So, why was the whole situation changing? Very likely it was due to the interactions between Tolkien and his fellow Inklings. Glyer14 shows how much the members of this loose writers’ group influenced one another and in what ways they did so. She points out that influence is not a simple thing and has many components including both positive and negative influence (resonators and antagonists). She comes out in a mid position between the early writers who claimed that the Inklings were some kind of ‘artistic movement’ and consciously integrated their works to some Christian end, and the opposite position which Humphrey Carpenter espoused that Tolkien was not influenced by anyone.

Glyer quotes correspondence from various sources (ref. 14, pp. 5, 34, 58 — the wager of a space and a time travel story between CSL and JRRT; ref. 14, pp. 73, 84, 88, 94, 116–119 — influence on The Lord of the Rings as it was being written). It seems pretty clear that this discussion group, debating society and writers circle that was the Inklings as a loose group of people did affect one another both in what they wrote and in their held views. Debates were ferocious and ideas had to be defended against others in the group. Under these circumstances, it is not a surprise that Tolkien’s views on Lang as one example would change markedly with time.

Alex Lewis is a gentleman and a scholar.

See page 7 for David Doughan’s review of the new edition of On Fairy-stories.


[1]. Carpenter, H. Tolkien, a Biography 191 (George Allen & Unwin, 1977).

[2]. Hart, T. & Khovaks, I. Tree of Tales (Baylor Univ. Press, 2007).

[3]. Flieger, V. & Anderson, D. A. On Fairy-stories (HarperCollins, 2008).

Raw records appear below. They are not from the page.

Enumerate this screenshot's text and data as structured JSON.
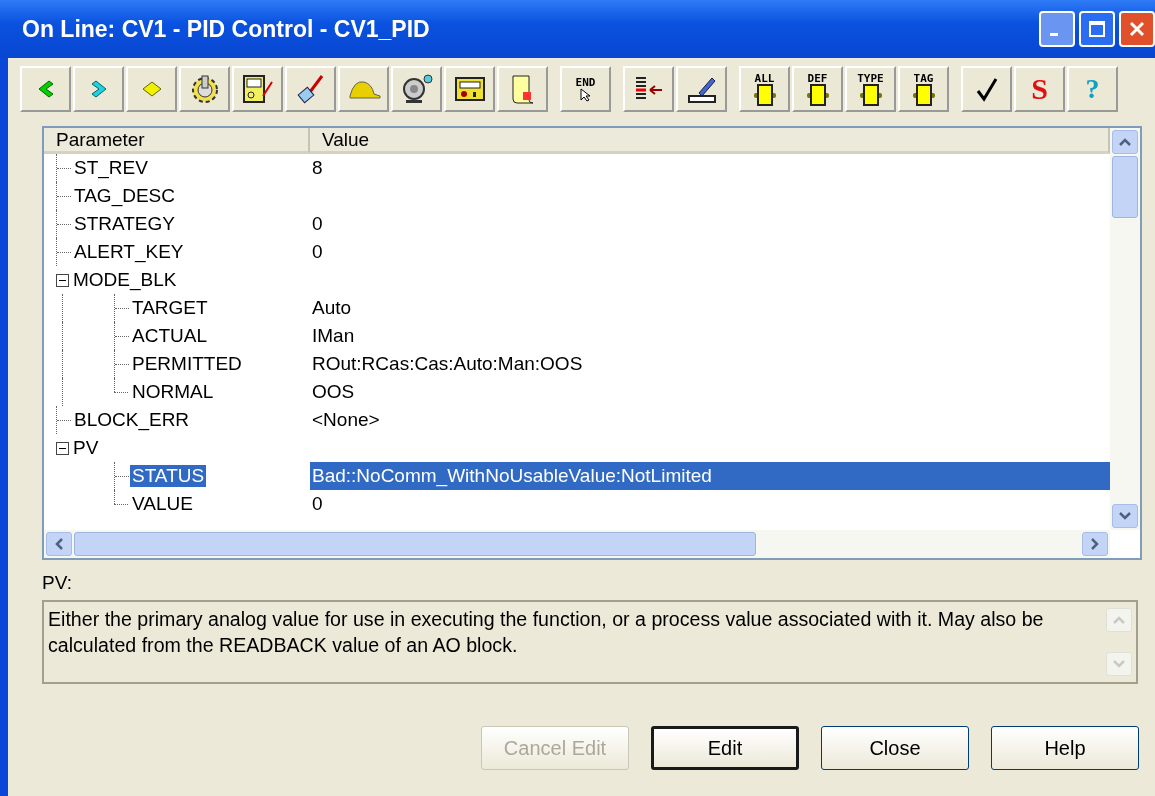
{
  "window": {
    "title": "On Line: CV1  - PID Control - CV1_PID"
  },
  "toolbar": [
    [
      {
        "kind": "back"
      },
      {
        "kind": "forward"
      },
      {
        "kind": "diamond"
      },
      {
        "kind": "gear"
      },
      {
        "kind": "meter"
      },
      {
        "kind": "probe"
      },
      {
        "kind": "cap"
      },
      {
        "kind": "bell"
      },
      {
        "kind": "device"
      },
      {
        "kind": "scroll"
      }
    ],
    [
      {
        "kind": "end",
        "label": "END"
      }
    ],
    [
      {
        "kind": "list"
      },
      {
        "kind": "pencil"
      }
    ],
    [
      {
        "kind": "block",
        "label": "ALL"
      },
      {
        "kind": "block",
        "label": "DEF"
      },
      {
        "kind": "block",
        "label": "TYPE"
      },
      {
        "kind": "block",
        "label": "TAG"
      }
    ],
    [
      {
        "kind": "check"
      },
      {
        "kind": "s",
        "label": "S"
      },
      {
        "kind": "help",
        "label": "?"
      }
    ]
  ],
  "table": {
    "columns": [
      "Parameter",
      "Value"
    ],
    "rows": [
      {
        "name": "ST_REV",
        "value": "8",
        "selected": false
      },
      {
        "name": "TAG_DESC",
        "value": "",
        "selected": false
      },
      {
        "name": "STRATEGY",
        "value": "0",
        "selected": false
      },
      {
        "name": "ALERT_KEY",
        "value": "0",
        "selected": false
      },
      {
        "name": "MODE_BLK",
        "value": "",
        "selected": false,
        "expanded": true,
        "children": [
          {
            "name": "TARGET",
            "value": "Auto",
            "selected": false
          },
          {
            "name": "ACTUAL",
            "value": "IMan",
            "selected": false
          },
          {
            "name": "PERMITTED",
            "value": "ROut:RCas:Cas:Auto:Man:OOS",
            "selected": false
          },
          {
            "name": "NORMAL",
            "value": "OOS",
            "selected": false
          }
        ]
      },
      {
        "name": "BLOCK_ERR",
        "value": "<None>",
        "selected": false
      },
      {
        "name": "PV",
        "value": "",
        "selected": false,
        "expanded": true,
        "children": [
          {
            "name": "STATUS",
            "value": "Bad::NoComm_WithNoUsableValue:NotLimited",
            "selected": true
          },
          {
            "name": "VALUE",
            "value": "0",
            "selected": false
          }
        ]
      }
    ]
  },
  "description": {
    "label": "PV:",
    "text": "Either the primary analog value for use in executing the function, or a process value associated with it.  May also be calculated from the READBACK value of an AO block."
  },
  "buttons": [
    {
      "label": "Cancel Edit",
      "disabled": true,
      "default": false
    },
    {
      "label": "Edit",
      "disabled": false,
      "default": true
    },
    {
      "label": "Close",
      "disabled": false,
      "default": false
    },
    {
      "label": "Help",
      "disabled": false,
      "default": false
    }
  ]
}
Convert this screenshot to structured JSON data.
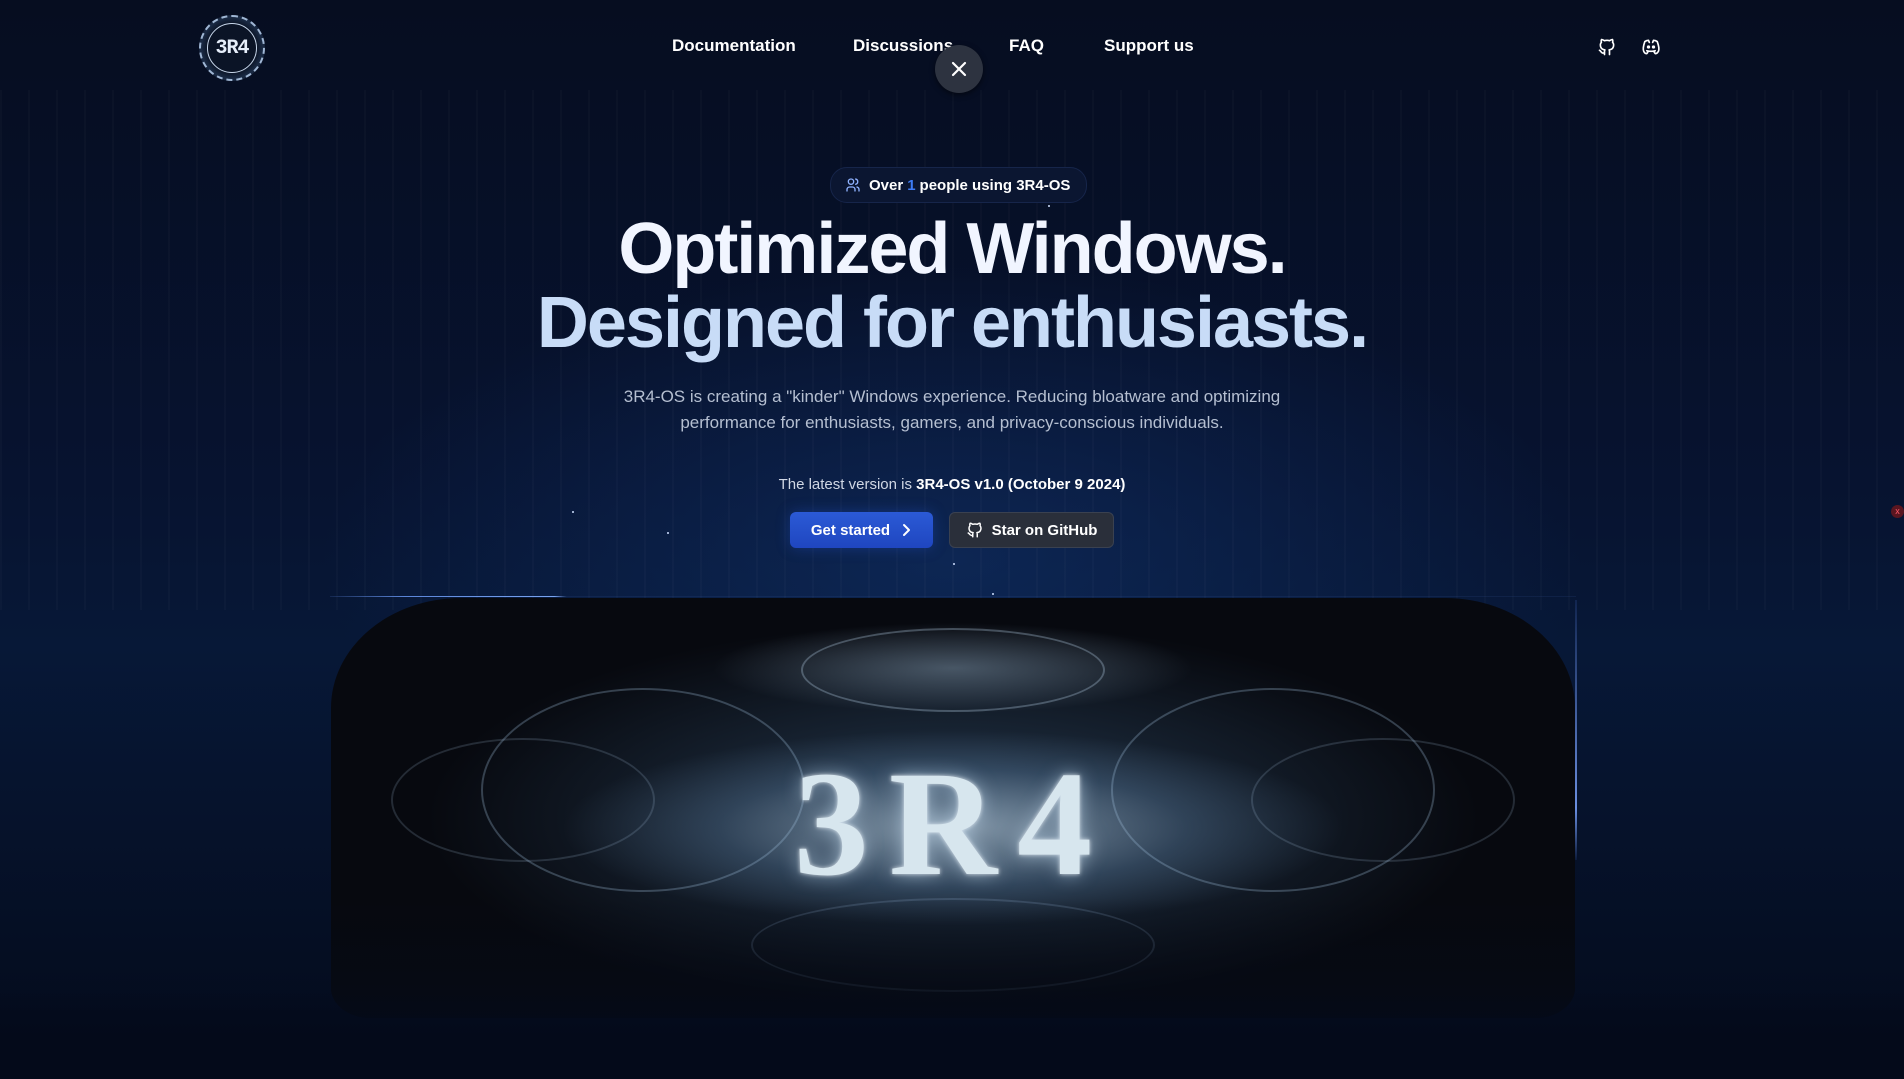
{
  "nav": {
    "logo_text": "3R4",
    "links": [
      "Documentation",
      "Discussions",
      "FAQ",
      "Support us"
    ],
    "icons": [
      "github-icon",
      "discord-icon"
    ],
    "close_icon": "close-icon"
  },
  "hero": {
    "pill_prefix": "Over",
    "pill_count": "1",
    "pill_suffix": "people using 3R4-OS",
    "headline_line1": "Optimized Windows.",
    "headline_line2": "Designed for enthusiasts.",
    "description_line1": "3R4-OS is creating a \"kinder\" Windows experience. Reducing bloatware and optimizing",
    "description_line2": "performance for enthusiasts, gamers, and privacy-conscious individuals.",
    "version_prefix": "The latest version is",
    "version_value": "3R4-OS v1.0 (October 9 2024)",
    "primary_button": "Get started",
    "secondary_button": "Star on GitHub"
  },
  "banner": {
    "title": "3R4"
  },
  "misc": {
    "corner_close": "x"
  },
  "colors": {
    "background": "#050b1c",
    "accent": "#2b5ad6",
    "highlight": "#3e7cf6",
    "headline_secondary": "#c8dcf7"
  }
}
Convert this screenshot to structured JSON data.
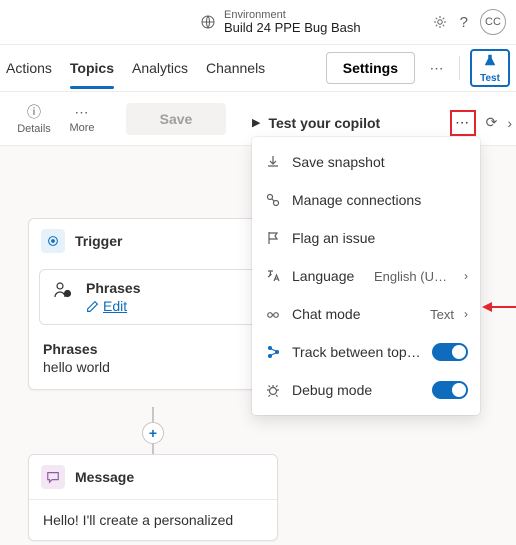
{
  "header": {
    "env_label": "Environment",
    "env_name": "Build 24 PPE Bug Bash",
    "avatar_initials": "CC"
  },
  "tabs": {
    "actions": "Actions",
    "topics": "Topics",
    "analytics": "Analytics",
    "channels": "Channels",
    "active": "topics"
  },
  "bar": {
    "settings": "Settings",
    "test": "Test"
  },
  "toolbar": {
    "details": "Details",
    "more": "More",
    "save": "Save"
  },
  "test_panel": {
    "title": "Test your copilot"
  },
  "menu": {
    "save_snapshot": "Save snapshot",
    "manage_connections": "Manage connections",
    "flag_issue": "Flag an issue",
    "language": "Language",
    "language_value": "English (United ...",
    "chat_mode": "Chat mode",
    "chat_mode_value": "Text",
    "track_between_topics": "Track between topics",
    "debug_mode": "Debug mode",
    "track_on": true,
    "debug_on": true
  },
  "canvas": {
    "trigger": {
      "title": "Trigger",
      "phrases_label": "Phrases",
      "edit_label": "Edit",
      "phrases_body_label": "Phrases",
      "phrases_value": "hello world"
    },
    "message": {
      "title": "Message",
      "body": "Hello! I'll create a personalized"
    }
  }
}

[4]. Shippey, T. A. The Road to Middle-earth 45 (HarperCollins, 1982).

[5]. Hart, R. A. Hours and Wages in the Depression: Engineering 1926–38 IZA DP No. 132 (2000).

[6]. Collingwood, R. G. The Philosophy of Enchantment (OUP, 2007).

[7]. Lacon, R. unpublished papers from personal correspondence.

[8]. Tolkien, J. R. R. Tree and Leaf (George Allen & Unwin, 1964).

[9]. Hammond & Scull in The Handbook to Tolkien (HarperCollins, 2006) — under reference to On Fairy-stories.

[10]. Essays Presented to Charles Williams (ed. C. S. Lewis), (OUP, 1947).

[11]. Berman, R. ‘Tolkien as a child of the Green Fairy Book’ Mythlore Winter 127–135 (2007).

[12]. Lewis, A. & Currie, E. Uncharted Realms of Tolkien (Medea Publishing, 2002).

[13]. Tolkien, J. R. R. Introduction to Smith of Wootton Major, Extended Edition, (ed. V. Flieger), (HarperCollins, 2005).

[14]. Glyer, D. P. The Company They Keep (Kent State Univ. Press, 2007).

* Republished from Mallorn, The Journal of the Tolkien Society, spring 2009